Moody, H. R. (2006). Aging: concepts and controversies. Thousand Oaks: Pine Forge Press.
Naumann, E. (2014a): Raising the retirement age: retrenchment, feedback and attitudes. In Kumlin, S. & Stadelmann-Steffen, I. (Eds.). How welfare states shape the democratic public: policy feedback, participation, voting and attitudes (pp. 223–243). Edward Elgar Publishing.
Naumann, E. (2014b). Increasing conflict in times of retrenchment? Attitudes towards healthcare provision in Europe between 1996 and 2002. International Journal of Social Welfare, 23, 276–286.
Naumann, E. (2016). Do increasing reform pressures change welfare state preferences? An experimental study on population ageing, pension reform preferences, political knowledge and ideology. Ageing& Society. doi:10.1017/ S0144686X15001129.
OECD. (2011): Pensions at a Glance 2011: Retirement-income Systems in OECD and G20 Countries. OECD.
Pierson, P. (2001). The new politics of the welfare state. Oxford: Oxford University Press.
Sachweh, P. (2012). The moral economy of inequality. Popular views on income differentiation, poverty, and wealth.
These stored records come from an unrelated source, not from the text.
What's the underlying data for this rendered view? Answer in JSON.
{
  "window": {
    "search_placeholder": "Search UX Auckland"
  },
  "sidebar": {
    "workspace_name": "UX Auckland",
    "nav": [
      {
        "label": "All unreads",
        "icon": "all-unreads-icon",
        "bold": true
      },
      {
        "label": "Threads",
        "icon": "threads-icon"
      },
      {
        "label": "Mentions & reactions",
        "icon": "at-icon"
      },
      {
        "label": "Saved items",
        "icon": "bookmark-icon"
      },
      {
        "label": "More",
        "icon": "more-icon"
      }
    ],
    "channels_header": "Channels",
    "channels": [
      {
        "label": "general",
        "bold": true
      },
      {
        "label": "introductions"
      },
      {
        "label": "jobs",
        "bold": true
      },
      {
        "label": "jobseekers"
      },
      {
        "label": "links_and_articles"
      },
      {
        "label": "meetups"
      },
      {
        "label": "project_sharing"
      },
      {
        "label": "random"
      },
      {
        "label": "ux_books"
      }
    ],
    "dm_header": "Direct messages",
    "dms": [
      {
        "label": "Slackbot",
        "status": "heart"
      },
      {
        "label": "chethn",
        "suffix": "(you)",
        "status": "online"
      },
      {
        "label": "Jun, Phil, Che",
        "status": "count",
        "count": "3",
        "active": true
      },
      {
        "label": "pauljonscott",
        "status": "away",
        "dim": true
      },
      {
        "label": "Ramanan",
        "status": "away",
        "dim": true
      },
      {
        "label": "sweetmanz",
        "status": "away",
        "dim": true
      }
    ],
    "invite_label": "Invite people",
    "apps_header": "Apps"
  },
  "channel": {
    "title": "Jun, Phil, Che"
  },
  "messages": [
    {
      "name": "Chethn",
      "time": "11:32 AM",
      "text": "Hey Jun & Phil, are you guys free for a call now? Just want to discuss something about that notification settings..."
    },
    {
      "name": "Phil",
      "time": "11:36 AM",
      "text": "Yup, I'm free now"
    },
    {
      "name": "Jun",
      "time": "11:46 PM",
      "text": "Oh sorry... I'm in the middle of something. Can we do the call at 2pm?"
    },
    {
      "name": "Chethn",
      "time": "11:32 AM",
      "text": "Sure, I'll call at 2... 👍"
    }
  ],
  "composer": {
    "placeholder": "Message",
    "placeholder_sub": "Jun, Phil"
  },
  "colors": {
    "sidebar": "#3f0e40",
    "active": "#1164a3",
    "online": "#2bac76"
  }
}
Socio-Economic Review, 10(3), 419–445.
Street, D., & Cossman, J. (2006). Greatest generation or greedy geezers? Social spending preferences and the elderly. Social Problems, 53(1), 75–96.
Svallfors, S. (1997). Worlds of welfare and attitudes to redistribution: a comparison of eight western nations. European Sociological Review, 13(3), 283–304.
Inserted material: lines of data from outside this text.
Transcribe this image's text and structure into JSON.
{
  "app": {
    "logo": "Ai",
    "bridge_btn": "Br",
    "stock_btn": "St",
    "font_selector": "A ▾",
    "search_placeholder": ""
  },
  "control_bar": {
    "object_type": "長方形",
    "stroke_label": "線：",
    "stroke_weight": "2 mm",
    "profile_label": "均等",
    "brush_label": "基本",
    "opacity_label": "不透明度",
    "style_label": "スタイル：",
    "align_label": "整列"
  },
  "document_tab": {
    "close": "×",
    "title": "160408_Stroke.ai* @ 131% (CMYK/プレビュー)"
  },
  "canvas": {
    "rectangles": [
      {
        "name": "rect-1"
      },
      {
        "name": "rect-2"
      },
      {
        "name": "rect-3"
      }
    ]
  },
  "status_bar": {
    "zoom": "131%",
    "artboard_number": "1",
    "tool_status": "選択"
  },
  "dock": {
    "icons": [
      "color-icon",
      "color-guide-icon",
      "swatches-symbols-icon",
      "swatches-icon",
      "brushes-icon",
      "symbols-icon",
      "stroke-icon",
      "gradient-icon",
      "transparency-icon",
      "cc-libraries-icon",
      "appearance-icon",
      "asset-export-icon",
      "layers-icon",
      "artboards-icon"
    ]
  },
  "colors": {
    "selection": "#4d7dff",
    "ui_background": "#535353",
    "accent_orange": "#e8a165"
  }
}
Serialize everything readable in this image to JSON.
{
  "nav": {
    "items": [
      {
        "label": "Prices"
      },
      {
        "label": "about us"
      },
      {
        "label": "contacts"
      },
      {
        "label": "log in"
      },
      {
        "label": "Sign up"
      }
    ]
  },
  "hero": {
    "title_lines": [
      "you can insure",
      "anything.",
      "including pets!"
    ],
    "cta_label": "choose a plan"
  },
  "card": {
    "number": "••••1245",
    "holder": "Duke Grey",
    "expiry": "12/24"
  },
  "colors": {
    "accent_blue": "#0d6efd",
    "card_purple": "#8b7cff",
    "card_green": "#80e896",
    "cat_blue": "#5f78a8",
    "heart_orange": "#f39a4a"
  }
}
Svallfors, S. (2008). The generational contract in Sweden: age-specific attitudes to age-related policies. Policy and Politics, 36(3), 381–396.
Tepe, M., & Vanhuysse, P. (2009). Are aging OECD welfare states on the path to gerontocracy? Evidence from 18 democracies, 1980–2002. Journal of Public Policy, 29(1), 1–28.
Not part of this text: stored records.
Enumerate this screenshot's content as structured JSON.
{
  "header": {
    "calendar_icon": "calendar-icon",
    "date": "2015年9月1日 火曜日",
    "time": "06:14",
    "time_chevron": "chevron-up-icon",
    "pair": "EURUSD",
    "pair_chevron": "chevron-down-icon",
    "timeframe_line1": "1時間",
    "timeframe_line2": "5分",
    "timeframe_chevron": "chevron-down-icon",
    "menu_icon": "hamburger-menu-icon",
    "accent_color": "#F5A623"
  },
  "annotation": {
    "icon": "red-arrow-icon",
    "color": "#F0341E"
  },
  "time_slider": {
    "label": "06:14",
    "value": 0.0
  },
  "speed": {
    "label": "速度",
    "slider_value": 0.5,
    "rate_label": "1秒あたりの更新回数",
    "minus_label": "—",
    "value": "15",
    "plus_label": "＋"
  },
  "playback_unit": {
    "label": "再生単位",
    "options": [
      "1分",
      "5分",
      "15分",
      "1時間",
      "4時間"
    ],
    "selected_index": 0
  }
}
Walker, A., & Maltby, T. (2012). Active ageing: a strategic policy solution to demographic ageing in the European Union. International Journal of Social Welfare, 21, 117–130.
Wendt, C., Mischke, M., & Pfeifer, M. (2011). Welfare states and public opinion: perceptions of healthcare systems, family policy and benefits for the unemployed and poor in Europe. Cheltenham: Edward Elgar.
Wilke, C., & Börsch-Supan, A. (2009). Zur mittel- und langfristigen Entwicklung der Erwerbstätigkeit in Deutschland. Zeitschrift für Arbeitsmarktforschung, 41(1), 29–48.
Wlezien, C. (1995). The public as thermostat - dynamics of preferences for spending. American Journal of Political Science, 39(4), 981–1000.
Zaidi, A., Gasior, K., Hofmarcher, M., Lelkes, O., Marin, B., Rodrigues, R., Schmidt, A., Vanhuysse, P., & Zolyomi, E. (2012). Active ageing index 2012: concept, methodology and final results. Vienna: European Centre Vienna.
Electronic supplementary material
About this article
Cite this article
Hess, M., Nauman, E. & Steinkopf, L. Population Ageing, the Intergenerational Conflict, and Active Ageing Policies – a Multilevel Study of 27 European Countries. Population Ageing 10, 11–23 (2017). https://doi.org/10.1007/s12062-016-9161-3
- Intergenerational conflict
- Active aging
- Ageing societies
- Pension policies